## Task item
Write down the listing again exactly as it appears below, without its pictures.

## Data
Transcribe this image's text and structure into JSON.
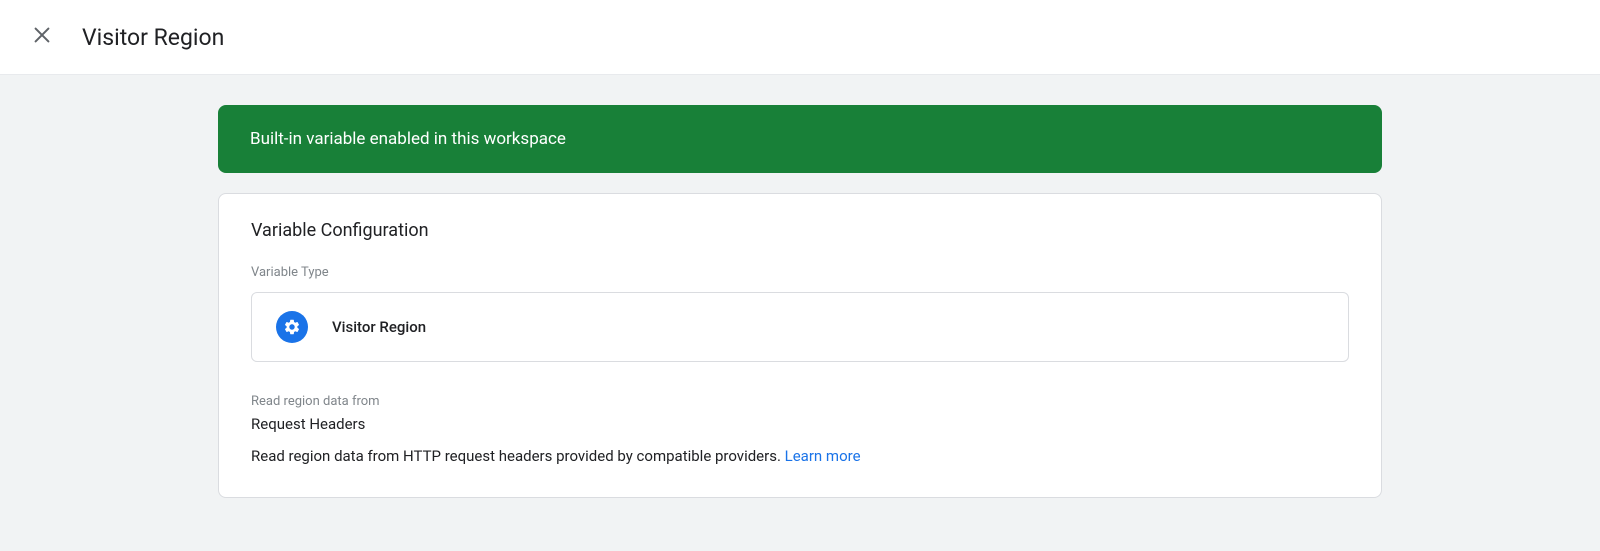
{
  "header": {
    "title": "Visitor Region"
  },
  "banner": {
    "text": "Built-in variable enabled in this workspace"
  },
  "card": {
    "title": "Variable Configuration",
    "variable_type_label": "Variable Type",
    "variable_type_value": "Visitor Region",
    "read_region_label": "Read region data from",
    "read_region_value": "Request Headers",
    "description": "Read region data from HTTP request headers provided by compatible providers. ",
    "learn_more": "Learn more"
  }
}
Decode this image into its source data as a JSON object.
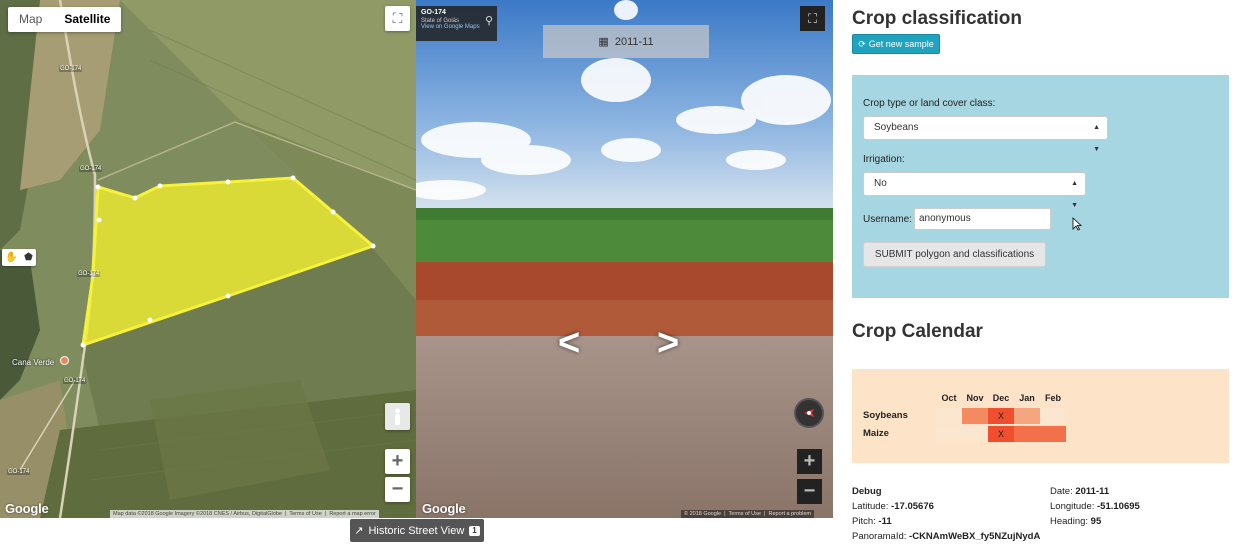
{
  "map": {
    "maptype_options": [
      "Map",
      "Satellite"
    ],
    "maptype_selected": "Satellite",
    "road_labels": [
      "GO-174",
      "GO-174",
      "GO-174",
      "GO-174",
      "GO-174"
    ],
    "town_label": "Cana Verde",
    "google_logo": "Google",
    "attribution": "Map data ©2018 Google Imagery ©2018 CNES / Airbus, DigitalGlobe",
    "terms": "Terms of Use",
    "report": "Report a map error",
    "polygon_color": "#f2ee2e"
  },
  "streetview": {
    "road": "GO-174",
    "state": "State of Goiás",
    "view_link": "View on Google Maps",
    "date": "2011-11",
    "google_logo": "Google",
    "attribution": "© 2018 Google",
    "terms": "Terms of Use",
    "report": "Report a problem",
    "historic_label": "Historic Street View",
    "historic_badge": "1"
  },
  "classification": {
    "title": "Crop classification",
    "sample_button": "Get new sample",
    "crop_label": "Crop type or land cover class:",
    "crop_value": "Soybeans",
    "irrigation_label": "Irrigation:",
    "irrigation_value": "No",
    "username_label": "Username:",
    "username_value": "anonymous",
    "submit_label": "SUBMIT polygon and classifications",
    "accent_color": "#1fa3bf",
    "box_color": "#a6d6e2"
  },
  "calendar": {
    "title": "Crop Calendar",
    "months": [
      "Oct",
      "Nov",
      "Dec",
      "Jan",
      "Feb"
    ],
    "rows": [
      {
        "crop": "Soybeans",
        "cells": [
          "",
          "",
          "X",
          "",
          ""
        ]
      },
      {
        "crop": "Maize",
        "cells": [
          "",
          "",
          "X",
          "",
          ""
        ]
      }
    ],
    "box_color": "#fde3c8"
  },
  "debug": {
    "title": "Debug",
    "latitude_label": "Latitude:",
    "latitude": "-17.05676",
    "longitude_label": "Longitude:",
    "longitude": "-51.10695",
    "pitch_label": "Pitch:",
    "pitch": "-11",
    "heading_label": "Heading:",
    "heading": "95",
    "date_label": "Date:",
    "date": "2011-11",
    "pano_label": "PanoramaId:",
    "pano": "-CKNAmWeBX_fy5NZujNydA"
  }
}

## Your solution
Transcribe this image's text and structure into JSON.
{
  "header": {
    "title": "Visitor Region"
  },
  "banner": {
    "text": "Built-in variable enabled in this workspace"
  },
  "card": {
    "title": "Variable Configuration",
    "variable_type_label": "Variable Type",
    "variable_type_value": "Visitor Region",
    "read_region_label": "Read region data from",
    "read_region_value": "Request Headers",
    "description": "Read region data from HTTP request headers provided by compatible providers. ",
    "learn_more": "Learn more"
  }
}
Decode this image into its source data as a JSON object.
{
  "map": {
    "maptype_options": [
      "Map",
      "Satellite"
    ],
    "maptype_selected": "Satellite",
    "road_labels": [
      "GO-174",
      "GO-174",
      "GO-174",
      "GO-174",
      "GO-174"
    ],
    "town_label": "Cana Verde",
    "google_logo": "Google",
    "attribution": "Map data ©2018 Google Imagery ©2018 CNES / Airbus, DigitalGlobe",
    "terms": "Terms of Use",
    "report": "Report a map error",
    "polygon_color": "#f2ee2e"
  },
  "streetview": {
    "road": "GO-174",
    "state": "State of Goiás",
    "view_link": "View on Google Maps",
    "date": "2011-11",
    "google_logo": "Google",
    "attribution": "© 2018 Google",
    "terms": "Terms of Use",
    "report": "Report a problem",
    "historic_label": "Historic Street View",
    "historic_badge": "1"
  },
  "classification": {
    "title": "Crop classification",
    "sample_button": "Get new sample",
    "crop_label": "Crop type or land cover class:",
    "crop_value": "Soybeans",
    "irrigation_label": "Irrigation:",
    "irrigation_value": "No",
    "username_label": "Username:",
    "username_value": "anonymous",
    "submit_label": "SUBMIT polygon and classifications",
    "accent_color": "#1fa3bf",
    "box_color": "#a6d6e2"
  },
  "calendar": {
    "title": "Crop Calendar",
    "months": [
      "Oct",
      "Nov",
      "Dec",
      "Jan",
      "Feb"
    ],
    "rows": [
      {
        "crop": "Soybeans",
        "cells": [
          "",
          "",
          "X",
          "",
          ""
        ]
      },
      {
        "crop": "Maize",
        "cells": [
          "",
          "",
          "X",
          "",
          ""
        ]
      }
    ],
    "box_color": "#fde3c8"
  },
  "debug": {
    "title": "Debug",
    "latitude_label": "Latitude:",
    "latitude": "-17.05676",
    "longitude_label": "Longitude:",
    "longitude": "-51.10695",
    "pitch_label": "Pitch:",
    "pitch": "-11",
    "heading_label": "Heading:",
    "heading": "95",
    "date_label": "Date:",
    "date": "2011-11",
    "pano_label": "PanoramaId:",
    "pano": "-CKNAmWeBX_fy5NZujNydA"
  }
}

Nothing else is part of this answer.